Birth control is the popular thing to support these days. I won’t be jumping on that bandwagon anytime. Birth control is not the answer to poor minority women’s woes, or the liberator for millions of women. Birth-control is a not right for women. The Pill was Margaret Sanger’s dream – a dream that involved diminishing the population of the poor minorities she claimed to want to help. In less than a century, our nation has gone from contraception being illegal to upbeat commercials that tell women to take shots that’ll limit their menstrual cycles to three times a year. The many side-effects of birth control are disclosed in the ads as women jump in swimming pools, dance with attractive men, and enjoy a life of fantasized “ freedom.” I’m not buying into the lie.
If I were in charge of picking TIME’s person of 2012, I’d recommend a person with courage, perseverance and heart. My pick is activist Chen Guangcheng. Chen is a hero in my book. The man is a blind lawyer and activist who put his life on the line to stand up against forced abortions in China. He’s endured beatings, imprisonment, harassment, and all sorts of suffering for standing up for what is right. He’s not known for giving witty speeches in comfy halls. His work’s been done in the night, listening to the whispers and tears of women pleading for help. He’s labored in the face of unjust laws; he had to flee the country he loves, yet he has not ceased to be a voice for truth in the nations.
I was pleased to see GQ’s men’s magazine name him Rebel of the Year for 2012. In the article written by GQ’s John G. Thompson, a meeting is described between Chen and members the House of Representatives on August 1. It was Chen’s last major public appearance. He was introduced by Speaker John Boehner. In the article, we get a window into Chen’s thoughts:

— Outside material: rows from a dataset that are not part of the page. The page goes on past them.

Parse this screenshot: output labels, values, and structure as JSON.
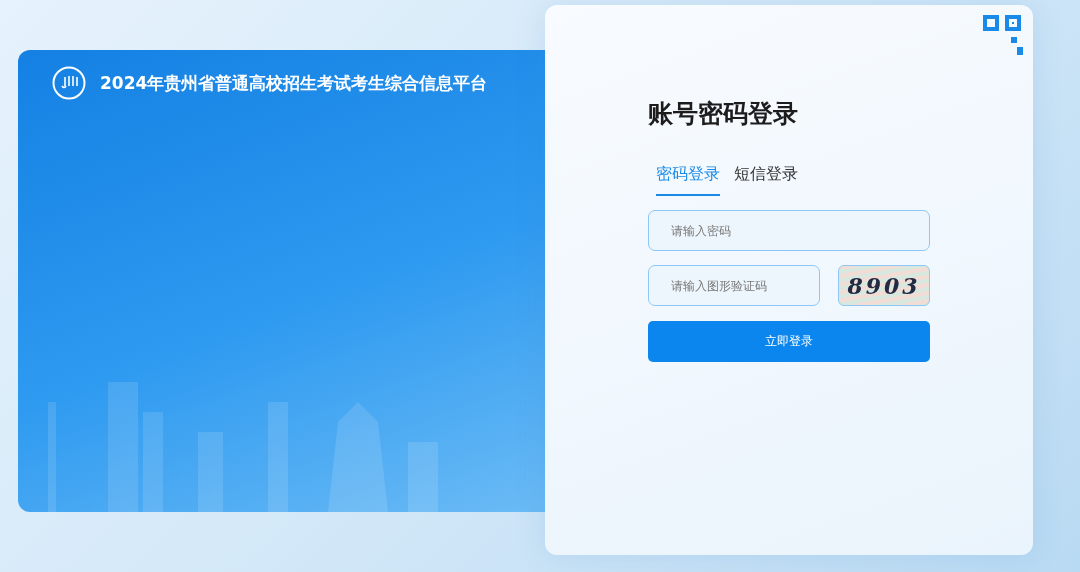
{
  "banner": {
    "title": "2024年贵州省普通高校招生考试考生综合信息平台"
  },
  "login": {
    "title": "账号密码登录",
    "tabs": [
      {
        "label": "密码登录",
        "selected": true
      },
      {
        "label": "短信登录",
        "selected": false
      }
    ],
    "password": {
      "placeholder": "请输入密码"
    },
    "captcha": {
      "placeholder": "请输入图形验证码",
      "image_text": "8903"
    },
    "submit": "立即登录"
  }
}
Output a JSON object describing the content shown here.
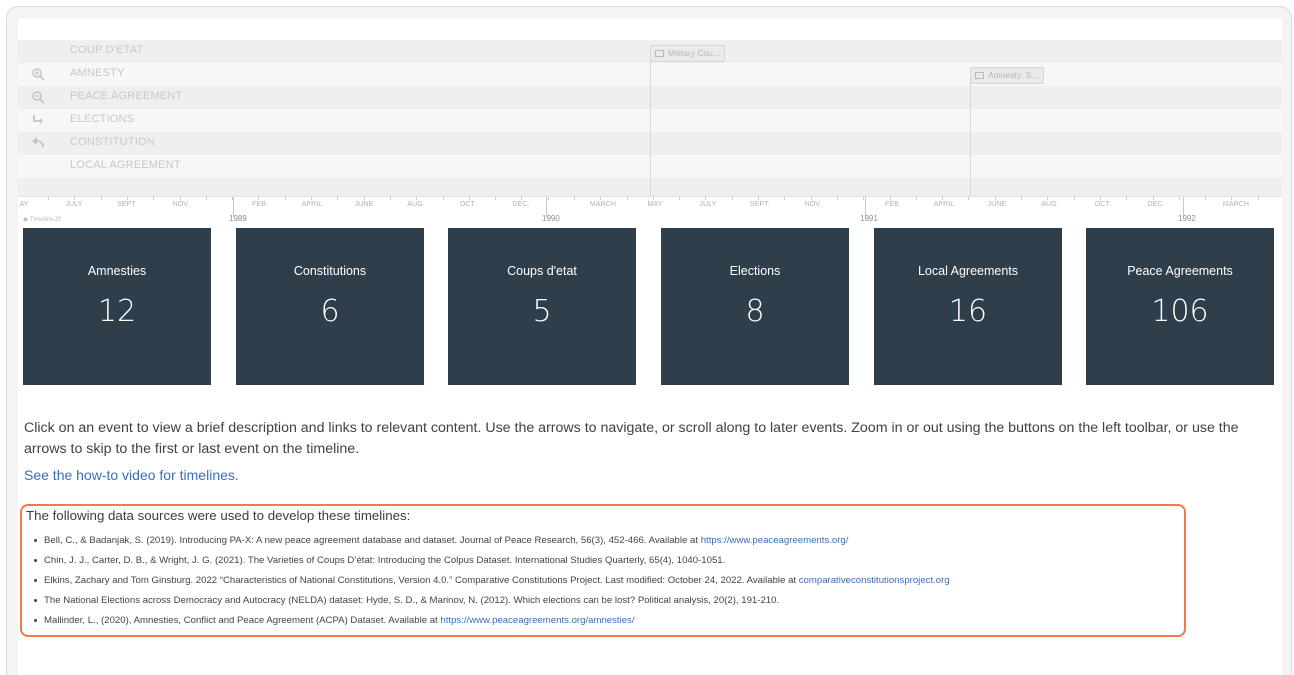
{
  "timeline": {
    "rows": [
      "COUP D'ETAT",
      "AMNESTY",
      "PEACE AGREEMENT",
      "ELECTIONS",
      "CONSTITUTION",
      "LOCAL AGREEMENT"
    ],
    "events": [
      {
        "label": "Military Cou..."
      },
      {
        "label": "Amnesty: S..."
      }
    ],
    "months": [
      "AY",
      "JULY",
      "SEPT.",
      "NOV.",
      "FEB.",
      "APRIL",
      "JUNE",
      "AUG.",
      "OCT.",
      "DEC.",
      "MARCH",
      "MAY",
      "JULY",
      "SEPT.",
      "NOV.",
      "FEB.",
      "APRIL",
      "JUNE",
      "AUG.",
      "OCT.",
      "DEC.",
      "MARCH"
    ],
    "years": [
      "1989",
      "1990",
      "1991",
      "1992"
    ],
    "brand": "TimelineJS",
    "tools": [
      "zoom-in-icon",
      "zoom-out-icon",
      "return-to-start-icon",
      "back-icon"
    ]
  },
  "cards": [
    {
      "label": "Amnesties",
      "value": "12"
    },
    {
      "label": "Constitutions",
      "value": "6"
    },
    {
      "label": "Coups d'etat",
      "value": "5"
    },
    {
      "label": "Elections",
      "value": "8"
    },
    {
      "label": "Local Agreements",
      "value": "16"
    },
    {
      "label": "Peace Agreements",
      "value": "106"
    }
  ],
  "instructions": "Click on an event to view a brief description and links to relevant content. Use the arrows to navigate, or scroll along to later events. Zoom in or out using the buttons on the left toolbar, or use the arrows to skip to the first or last event on the timeline.",
  "howto_link": "See the how-to video for timelines.",
  "sources": {
    "title": "The following data sources were used to develop these timelines:",
    "items": [
      {
        "text": "Bell, C., & Badanjak, S. (2019). Introducing PA-X: A new peace agreement database and dataset. Journal of Peace Research, 56(3), 452-466. Available at ",
        "link": "https://www.peaceagreements.org/"
      },
      {
        "text": "Chin, J. J., Carter, D. B., & Wright, J. G. (2021). The Varieties of Coups D’état: Introducing the Colpus Dataset. International Studies Quarterly, 65(4), 1040-1051.",
        "link": ""
      },
      {
        "text": "Elkins, Zachary and Tom Ginsburg. 2022 “Characteristics of National Constitutions, Version 4.0.” Comparative Constitutions Project. Last modified: October 24, 2022. Available at ",
        "link": "comparativeconstitutionsproject.org"
      },
      {
        "text": "The National Elections across Democracy and Autocracy (NELDA) dataset: Hyde, S. D., & Marinov, N. (2012). Which elections can be lost? Political analysis, 20(2), 191-210.",
        "link": ""
      },
      {
        "text": "Mallinder, L., (2020), Amnesties, Conflict and Peace Agreement (ACPA) Dataset. Available at ",
        "link": "https://www.peaceagreements.org/amnesties/"
      }
    ]
  },
  "colors": {
    "card_bg": "#2e3e4b",
    "link": "#3a6fb3",
    "highlight_border": "#f07a4e"
  }
}
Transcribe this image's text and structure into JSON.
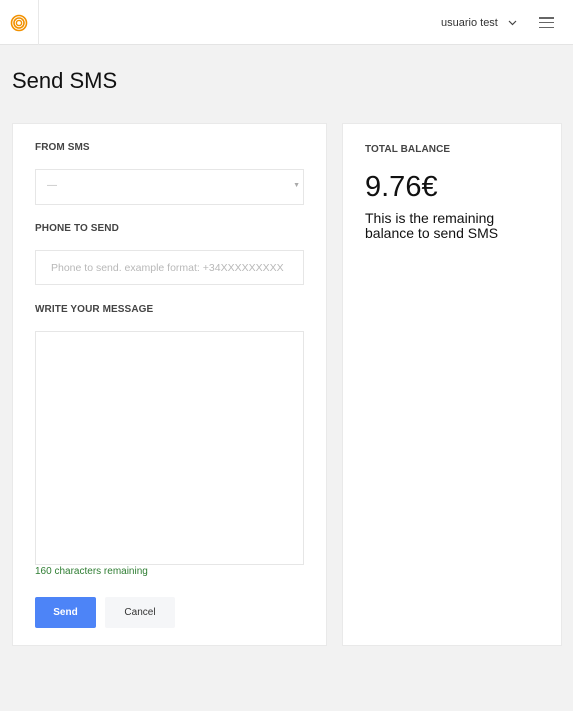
{
  "header": {
    "user_name": "usuario test",
    "brand_color": "#f29100"
  },
  "page": {
    "title": "Send SMS"
  },
  "form": {
    "from_label": "FROM SMS",
    "from_value": "—",
    "phone_label": "PHONE TO SEND",
    "phone_placeholder": "Phone to send. example format: +34XXXXXXXXX",
    "message_label": "WRITE YOUR MESSAGE",
    "chars_remaining": "160 characters remaining",
    "send_label": "Send",
    "cancel_label": "Cancel",
    "accent_color": "#4d84f7",
    "success_color": "#2e7d32"
  },
  "balance": {
    "label": "TOTAL BALANCE",
    "value": "9.76€",
    "description": "This is the remaining balance to send SMS"
  },
  "icons": {
    "logo": "logo-icon",
    "user_menu": "chevron-down-icon",
    "menu": "hamburger-menu-icon",
    "select": "caret-down-icon"
  }
}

When they sat me in John Boehner’s office, they gave me this massive leather chair. I don’t really remember anything other than how comfortable it was. As soon as I sat in that chair, I thought, “This really is a different kind of place!” John Boehner didn’t say much. Nancy Pelosi visited me at my apartment earlier in the summer. I’ve had a good impression of Nancy Pelosi for years from the degree of her devotion to human rights causes in China[.] …
I know Boehner and Pelosi might not agree [about which rights I represent]. I think I protect the rights of unborn children, the rights of women, and the rights of any citizen. Human rights are not just children’s rights or women’s rights. Men have rights. The elderly have rights. This is a human problem, a fundamental concept. I don’t think Mr. Boehner and Ms. Pelosi differ on this idea. They may promote rights from different angles, but I don’t think one-hundred-percent agreement is necessary.
Am I happy here? I think this is a difficult question to answer. It’s not that I’m unhappy in America, it’s just that I could have been happy wherever I had the freedom to do the work I want to do. This was the main reason I had to leave China: I couldn’t do what I wanted there. I don’t think that being in the United States diminishes my influence. Even in prison, I was able to do some second-order stuff that I never made public. I think influence is based on ability and a little luck, not where you are.
I’m may not know all the elements that make up an influential person, but I do know when I see one. Chen Guangcheng’s sacrificial fight to protect the rights of the unborn, women, and all citizens makes him my pick for Person of the Year 2012. I hope to be half as brave as he is.